Other Federal decisions would compel us to hold that the search in this case would not be justified as a border search. In United States v. Garcia, 415 F.2d 1141 (9th Cir. 1969), two defendants crossed the border and were searched. Nothing was found. One of the defendants then got into a second car that had not been seen crossing the border. That car was stopped, and marijuana was found. The second defendant got into a car with another person, which car had not been under surveillance. They, too, were stopped. Marijuana was found in that car also. The court held that neither of these searches qualified as a border search which would not require probable cause. The first was not a border search because the car was not seen crossing the border. The second was held not to be a border search because the car had not been under surveillance from the time it had crossed the border, and its contents could have been changed after it had crossed into the United States. The totality of the circumstances in each instance did not qualify the searches as border searches under Alexander v. United States, supra.

In Valenzuela-Garcia v. United States, 425 F.2d 1170 (9th Cir. 1970), the defendant's car was searched at a point forty-eight miles north of the Mexican border. Marijuana was found. The court, however, held that this was not a valid border search since there had not been surveillance of the defendant's car from the time he crossed the border. Applying the same rule in the case at bar, the search cannot be justified as a border search.

It is true that courts have held that an automobile may more readily be searched without a warrant than an office or a house. The opportunity of searching a car is fleeting because it is easily moved. There was no such exigency involved here, *266 however, since the defendant was in custody and was not in a position to escape or to destroy evidence.

For reasons set forth in this opinion, we believe that the warrantless search of the defendant's automobile was improper and unlawful, and that the court should have granted the defendant's motion to suppress the evidence which was discovered as a result of that search. When the search which disclosed this evidence was made, the defendant was in custody at the police station and there was no danger that the car would be moved. Therefore, the search of the automobile without warrant failed to meet the test of reasonableness under the Fourth Amendment.
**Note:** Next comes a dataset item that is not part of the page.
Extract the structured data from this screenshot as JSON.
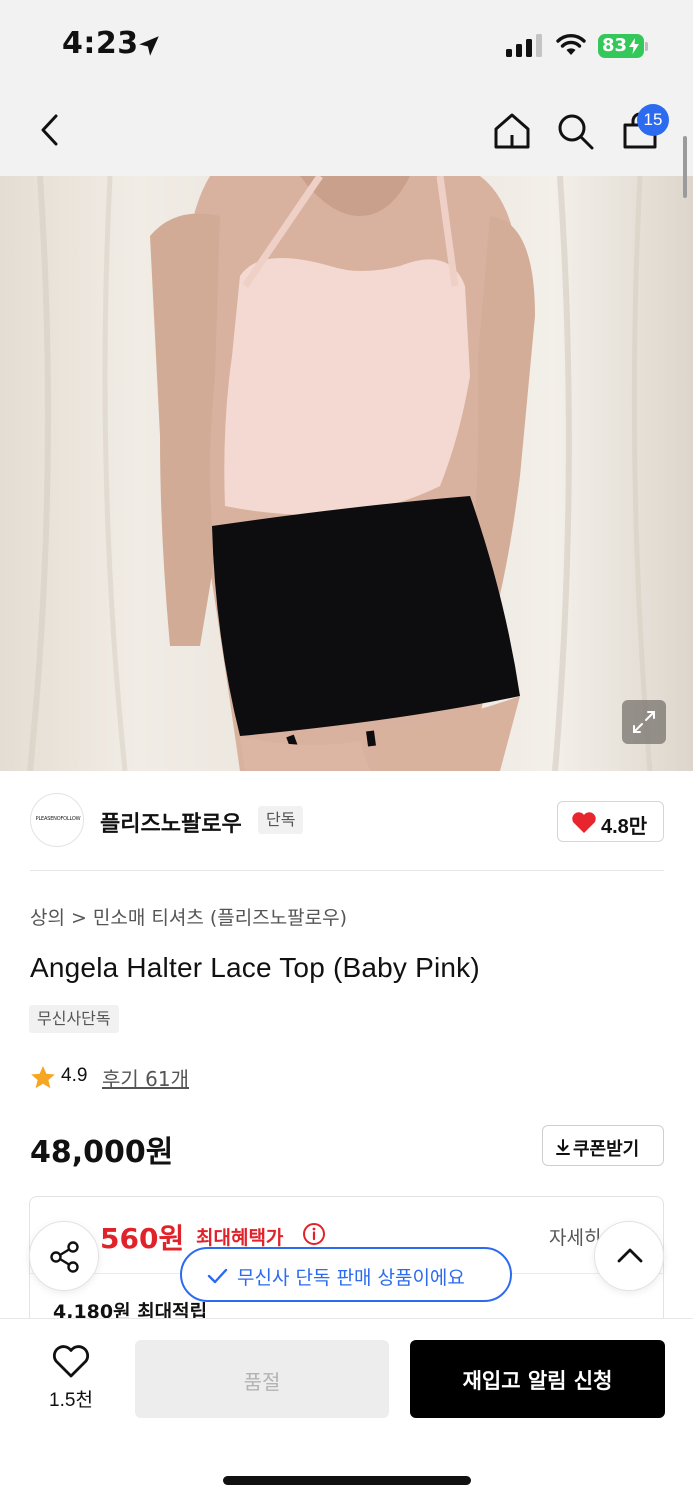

For reasons stated, the judgment of conviction must be reversed.


TEIGEN, J., did not participate; CLIFFORD JANSONIUS, District Judge of the Fourth Judicial District, sitting in his place.